(Interface dataset entries)
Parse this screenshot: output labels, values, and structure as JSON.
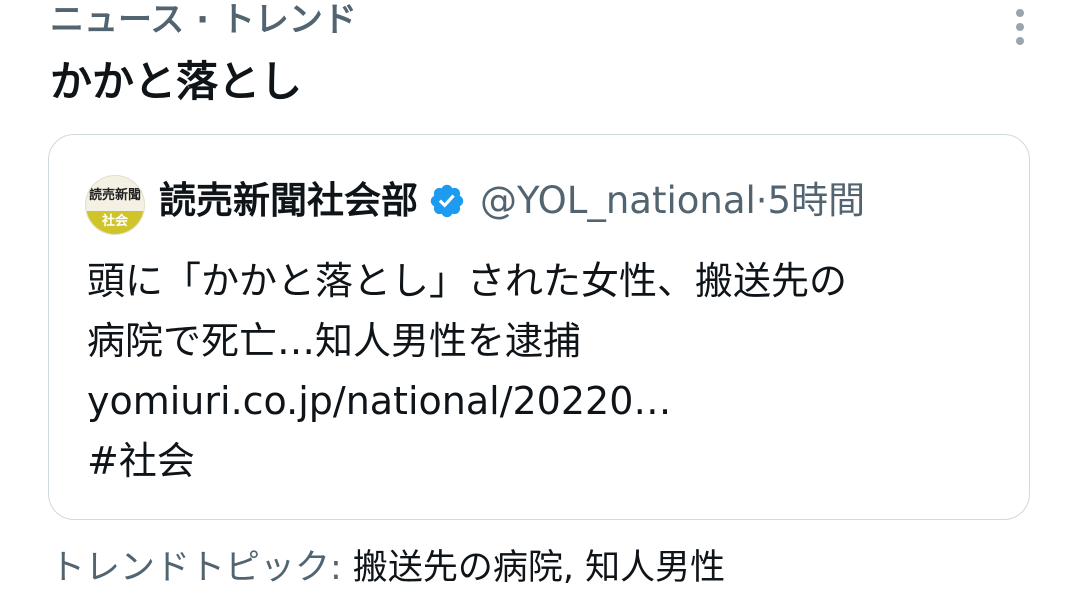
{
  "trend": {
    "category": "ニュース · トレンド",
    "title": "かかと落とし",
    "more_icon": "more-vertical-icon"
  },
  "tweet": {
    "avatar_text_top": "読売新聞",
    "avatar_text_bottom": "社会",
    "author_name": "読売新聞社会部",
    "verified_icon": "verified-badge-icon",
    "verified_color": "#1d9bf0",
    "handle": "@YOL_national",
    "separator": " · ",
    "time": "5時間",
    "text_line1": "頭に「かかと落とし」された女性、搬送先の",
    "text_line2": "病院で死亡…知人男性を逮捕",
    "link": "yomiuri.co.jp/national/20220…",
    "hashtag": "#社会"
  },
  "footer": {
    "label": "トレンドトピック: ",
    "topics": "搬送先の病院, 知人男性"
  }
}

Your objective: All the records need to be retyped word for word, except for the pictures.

Solved exercise:
Parse this screenshot: output labels, values, and structure as JSON.
{
  "trend": {
    "category": "ニュース · トレンド",
    "title": "かかと落とし",
    "more_icon": "more-vertical-icon"
  },
  "tweet": {
    "avatar_text_top": "読売新聞",
    "avatar_text_bottom": "社会",
    "author_name": "読売新聞社会部",
    "verified_icon": "verified-badge-icon",
    "verified_color": "#1d9bf0",
    "handle": "@YOL_national",
    "separator": " · ",
    "time": "5時間",
    "text_line1": "頭に「かかと落とし」された女性、搬送先の",
    "text_line2": "病院で死亡…知人男性を逮捕",
    "link": "yomiuri.co.jp/national/20220…",
    "hashtag": "#社会"
  },
  "footer": {
    "label": "トレンドトピック: ",
    "topics": "搬送先の病院, 知人男性"
  }
}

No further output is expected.